▶ How to complete this task: Reproduce all of the entries below exactly, without images.

▶ Provided data:
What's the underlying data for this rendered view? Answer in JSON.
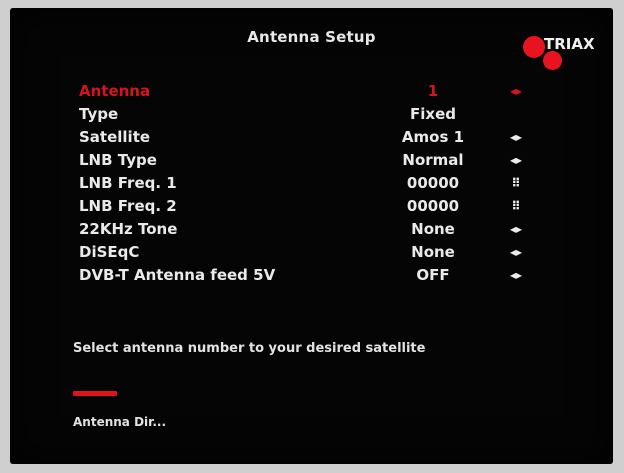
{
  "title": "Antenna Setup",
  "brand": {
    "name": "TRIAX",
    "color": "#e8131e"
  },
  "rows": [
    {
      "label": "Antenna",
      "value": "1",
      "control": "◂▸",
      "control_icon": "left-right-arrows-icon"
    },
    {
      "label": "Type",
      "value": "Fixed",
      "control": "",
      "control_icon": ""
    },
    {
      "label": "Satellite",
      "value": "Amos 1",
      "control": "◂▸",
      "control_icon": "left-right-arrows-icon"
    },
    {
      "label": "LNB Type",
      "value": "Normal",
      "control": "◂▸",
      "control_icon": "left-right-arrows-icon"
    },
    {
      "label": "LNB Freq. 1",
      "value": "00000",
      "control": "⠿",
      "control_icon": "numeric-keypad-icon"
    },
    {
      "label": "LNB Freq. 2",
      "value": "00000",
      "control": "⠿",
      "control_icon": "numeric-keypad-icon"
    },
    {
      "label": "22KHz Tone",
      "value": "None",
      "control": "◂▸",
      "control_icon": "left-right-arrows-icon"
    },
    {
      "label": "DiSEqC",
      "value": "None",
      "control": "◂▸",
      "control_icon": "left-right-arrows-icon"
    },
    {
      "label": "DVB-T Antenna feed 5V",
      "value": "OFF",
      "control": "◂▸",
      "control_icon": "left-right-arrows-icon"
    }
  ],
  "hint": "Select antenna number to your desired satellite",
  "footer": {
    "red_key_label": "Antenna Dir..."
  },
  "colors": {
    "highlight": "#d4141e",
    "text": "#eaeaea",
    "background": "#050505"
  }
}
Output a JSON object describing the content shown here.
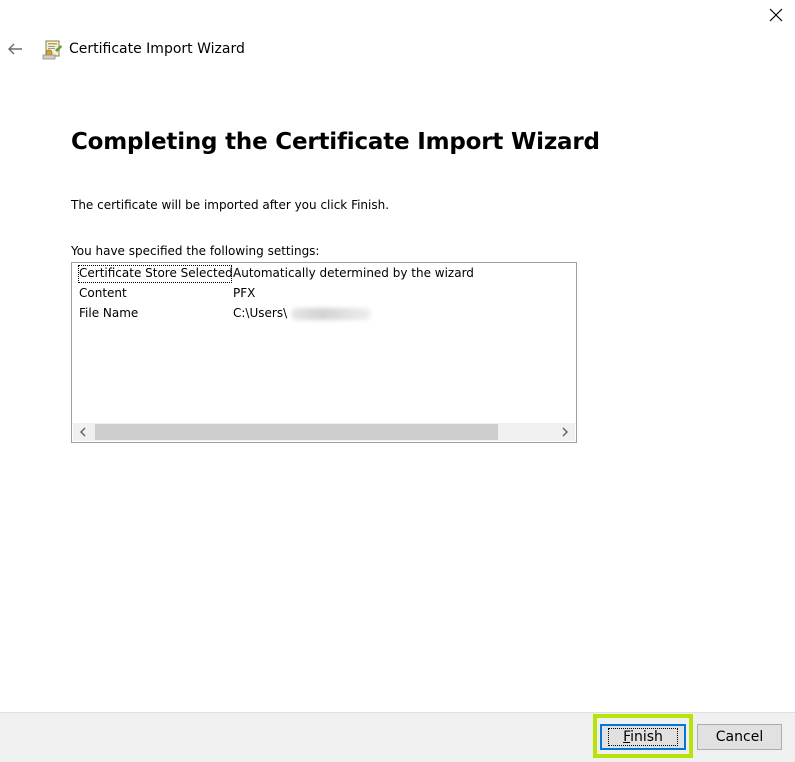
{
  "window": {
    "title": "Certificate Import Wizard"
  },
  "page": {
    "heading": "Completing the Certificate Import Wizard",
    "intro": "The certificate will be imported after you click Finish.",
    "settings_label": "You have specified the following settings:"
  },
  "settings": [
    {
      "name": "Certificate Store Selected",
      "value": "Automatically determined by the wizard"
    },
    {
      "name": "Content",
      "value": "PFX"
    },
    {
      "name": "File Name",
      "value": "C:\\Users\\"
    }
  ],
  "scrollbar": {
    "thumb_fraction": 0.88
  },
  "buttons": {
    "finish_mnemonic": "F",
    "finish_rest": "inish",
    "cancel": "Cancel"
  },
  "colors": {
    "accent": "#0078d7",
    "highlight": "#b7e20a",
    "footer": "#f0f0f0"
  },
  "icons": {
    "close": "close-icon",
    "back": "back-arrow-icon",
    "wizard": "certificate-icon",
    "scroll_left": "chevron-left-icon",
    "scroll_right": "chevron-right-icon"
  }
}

▶ Solution for this exercise:
What's the underlying data for this rendered view? Answer in JSON.
{
  "title": "Antenna Setup",
  "brand": {
    "name": "TRIAX",
    "color": "#e8131e"
  },
  "rows": [
    {
      "label": "Antenna",
      "value": "1",
      "control": "◂▸",
      "control_icon": "left-right-arrows-icon"
    },
    {
      "label": "Type",
      "value": "Fixed",
      "control": "",
      "control_icon": ""
    },
    {
      "label": "Satellite",
      "value": "Amos 1",
      "control": "◂▸",
      "control_icon": "left-right-arrows-icon"
    },
    {
      "label": "LNB Type",
      "value": "Normal",
      "control": "◂▸",
      "control_icon": "left-right-arrows-icon"
    },
    {
      "label": "LNB Freq. 1",
      "value": "00000",
      "control": "⠿",
      "control_icon": "numeric-keypad-icon"
    },
    {
      "label": "LNB Freq. 2",
      "value": "00000",
      "control": "⠿",
      "control_icon": "numeric-keypad-icon"
    },
    {
      "label": "22KHz Tone",
      "value": "None",
      "control": "◂▸",
      "control_icon": "left-right-arrows-icon"
    },
    {
      "label": "DiSEqC",
      "value": "None",
      "control": "◂▸",
      "control_icon": "left-right-arrows-icon"
    },
    {
      "label": "DVB-T Antenna feed 5V",
      "value": "OFF",
      "control": "◂▸",
      "control_icon": "left-right-arrows-icon"
    }
  ],
  "hint": "Select antenna number to your desired satellite",
  "footer": {
    "red_key_label": "Antenna Dir..."
  },
  "colors": {
    "highlight": "#d4141e",
    "text": "#eaeaea",
    "background": "#050505"
  }
}
Output a JSON object describing the content shown here.
{
  "window": {
    "title": "Certificate Import Wizard"
  },
  "page": {
    "heading": "Completing the Certificate Import Wizard",
    "intro": "The certificate will be imported after you click Finish.",
    "settings_label": "You have specified the following settings:"
  },
  "settings": [
    {
      "name": "Certificate Store Selected",
      "value": "Automatically determined by the wizard"
    },
    {
      "name": "Content",
      "value": "PFX"
    },
    {
      "name": "File Name",
      "value": "C:\\Users\\"
    }
  ],
  "scrollbar": {
    "thumb_fraction": 0.88
  },
  "buttons": {
    "finish_mnemonic": "F",
    "finish_rest": "inish",
    "cancel": "Cancel"
  },
  "colors": {
    "accent": "#0078d7",
    "highlight": "#b7e20a",
    "footer": "#f0f0f0"
  },
  "icons": {
    "close": "close-icon",
    "back": "back-arrow-icon",
    "wizard": "certificate-icon",
    "scroll_left": "chevron-left-icon",
    "scroll_right": "chevron-right-icon"
  }
}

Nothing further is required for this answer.